# [Exercise description]
Produce the same data once more, line for line.

■ ■ ■ ■ ■ ■ ■

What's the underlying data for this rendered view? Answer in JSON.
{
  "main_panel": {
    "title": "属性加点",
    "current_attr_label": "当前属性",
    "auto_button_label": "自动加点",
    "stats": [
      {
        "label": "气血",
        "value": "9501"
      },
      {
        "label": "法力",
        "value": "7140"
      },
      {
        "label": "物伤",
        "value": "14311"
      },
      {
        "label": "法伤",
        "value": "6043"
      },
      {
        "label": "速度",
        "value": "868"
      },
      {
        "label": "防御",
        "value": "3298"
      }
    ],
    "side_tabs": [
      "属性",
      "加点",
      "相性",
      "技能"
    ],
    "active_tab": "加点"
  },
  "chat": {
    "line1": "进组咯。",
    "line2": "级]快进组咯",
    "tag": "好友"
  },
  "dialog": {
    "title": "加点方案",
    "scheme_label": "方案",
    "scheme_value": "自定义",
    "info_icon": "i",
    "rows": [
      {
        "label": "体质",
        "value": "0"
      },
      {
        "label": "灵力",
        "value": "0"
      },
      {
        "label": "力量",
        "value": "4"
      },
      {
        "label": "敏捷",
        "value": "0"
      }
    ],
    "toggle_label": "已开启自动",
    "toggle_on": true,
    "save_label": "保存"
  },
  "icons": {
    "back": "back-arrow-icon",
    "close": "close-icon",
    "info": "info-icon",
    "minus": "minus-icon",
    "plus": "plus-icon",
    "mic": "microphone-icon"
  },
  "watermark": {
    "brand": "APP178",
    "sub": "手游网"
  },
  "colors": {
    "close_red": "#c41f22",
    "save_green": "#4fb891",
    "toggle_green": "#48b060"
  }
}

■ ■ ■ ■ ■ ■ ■

# [Solution to this problem]
What's the underlying data for this rendered view? Answer in JSON.
{
  "main_panel": {
    "title": "属性加点",
    "current_attr_label": "当前属性",
    "auto_button_label": "自动加点",
    "stats": [
      {
        "label": "气血",
        "value": "9501"
      },
      {
        "label": "法力",
        "value": "7140"
      },
      {
        "label": "物伤",
        "value": "14311"
      },
      {
        "label": "法伤",
        "value": "6043"
      },
      {
        "label": "速度",
        "value": "868"
      },
      {
        "label": "防御",
        "value": "3298"
      }
    ],
    "side_tabs": [
      "属性",
      "加点",
      "相性",
      "技能"
    ],
    "active_tab": "加点"
  },
  "chat": {
    "line1": "进组咯。",
    "line2": "级]快进组咯",
    "tag": "好友"
  },
  "dialog": {
    "title": "加点方案",
    "scheme_label": "方案",
    "scheme_value": "自定义",
    "info_icon": "i",
    "rows": [
      {
        "label": "体质",
        "value": "0"
      },
      {
        "label": "灵力",
        "value": "0"
      },
      {
        "label": "力量",
        "value": "4"
      },
      {
        "label": "敏捷",
        "value": "0"
      }
    ],
    "toggle_label": "已开启自动",
    "toggle_on": true,
    "save_label": "保存"
  },
  "icons": {
    "back": "back-arrow-icon",
    "close": "close-icon",
    "info": "info-icon",
    "minus": "minus-icon",
    "plus": "plus-icon",
    "mic": "microphone-icon"
  },
  "watermark": {
    "brand": "APP178",
    "sub": "手游网"
  },
  "colors": {
    "close_red": "#c41f22",
    "save_green": "#4fb891",
    "toggle_green": "#48b060"
  }
}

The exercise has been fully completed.